Aim of the exercise: Lines in the records below that contain the word "title" must each be copied.

++++

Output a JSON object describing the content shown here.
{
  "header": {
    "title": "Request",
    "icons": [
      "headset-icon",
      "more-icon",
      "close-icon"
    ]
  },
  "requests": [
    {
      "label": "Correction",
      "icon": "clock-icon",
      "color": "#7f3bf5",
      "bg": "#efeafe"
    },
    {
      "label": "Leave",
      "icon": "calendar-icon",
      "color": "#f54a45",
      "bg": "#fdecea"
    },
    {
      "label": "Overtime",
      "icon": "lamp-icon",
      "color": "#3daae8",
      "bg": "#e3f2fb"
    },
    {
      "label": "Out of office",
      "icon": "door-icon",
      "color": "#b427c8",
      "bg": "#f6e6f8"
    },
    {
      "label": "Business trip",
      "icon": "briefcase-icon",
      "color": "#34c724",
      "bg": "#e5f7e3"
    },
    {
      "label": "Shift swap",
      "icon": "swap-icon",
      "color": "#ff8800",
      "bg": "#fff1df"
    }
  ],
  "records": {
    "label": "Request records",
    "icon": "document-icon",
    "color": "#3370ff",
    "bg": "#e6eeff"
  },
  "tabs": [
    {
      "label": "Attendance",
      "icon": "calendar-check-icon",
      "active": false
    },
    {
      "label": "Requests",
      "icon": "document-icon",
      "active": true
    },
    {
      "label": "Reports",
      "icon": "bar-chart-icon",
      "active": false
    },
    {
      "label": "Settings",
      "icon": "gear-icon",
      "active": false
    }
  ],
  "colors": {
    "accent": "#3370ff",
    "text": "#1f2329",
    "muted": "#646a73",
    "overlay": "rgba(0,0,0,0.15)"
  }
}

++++

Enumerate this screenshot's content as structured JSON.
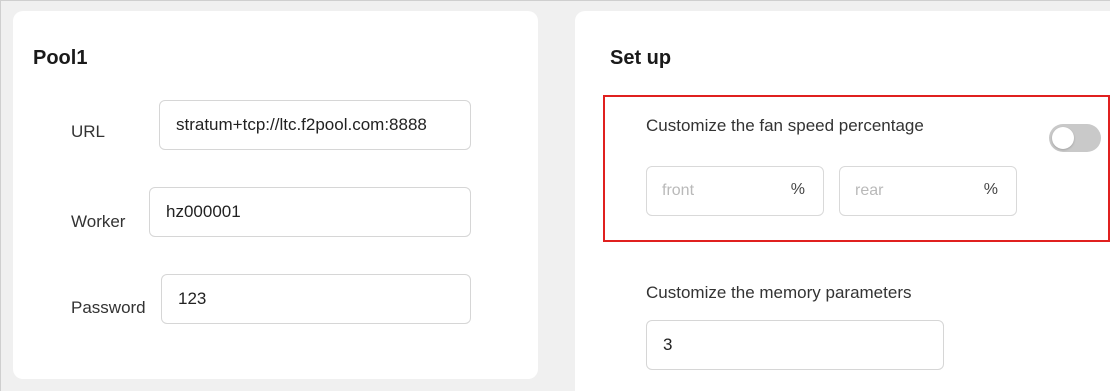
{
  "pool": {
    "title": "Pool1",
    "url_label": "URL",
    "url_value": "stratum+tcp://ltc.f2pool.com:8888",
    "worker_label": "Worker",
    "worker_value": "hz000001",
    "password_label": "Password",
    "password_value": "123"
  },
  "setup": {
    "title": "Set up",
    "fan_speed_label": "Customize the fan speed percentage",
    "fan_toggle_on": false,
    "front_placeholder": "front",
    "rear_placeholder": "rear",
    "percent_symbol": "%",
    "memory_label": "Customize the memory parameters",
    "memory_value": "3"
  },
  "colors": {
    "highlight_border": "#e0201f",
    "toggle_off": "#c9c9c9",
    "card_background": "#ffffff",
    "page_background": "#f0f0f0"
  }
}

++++

Result for this exercise:
    "title": "Request",
    "title": "Pool1",
    "title": "Set up",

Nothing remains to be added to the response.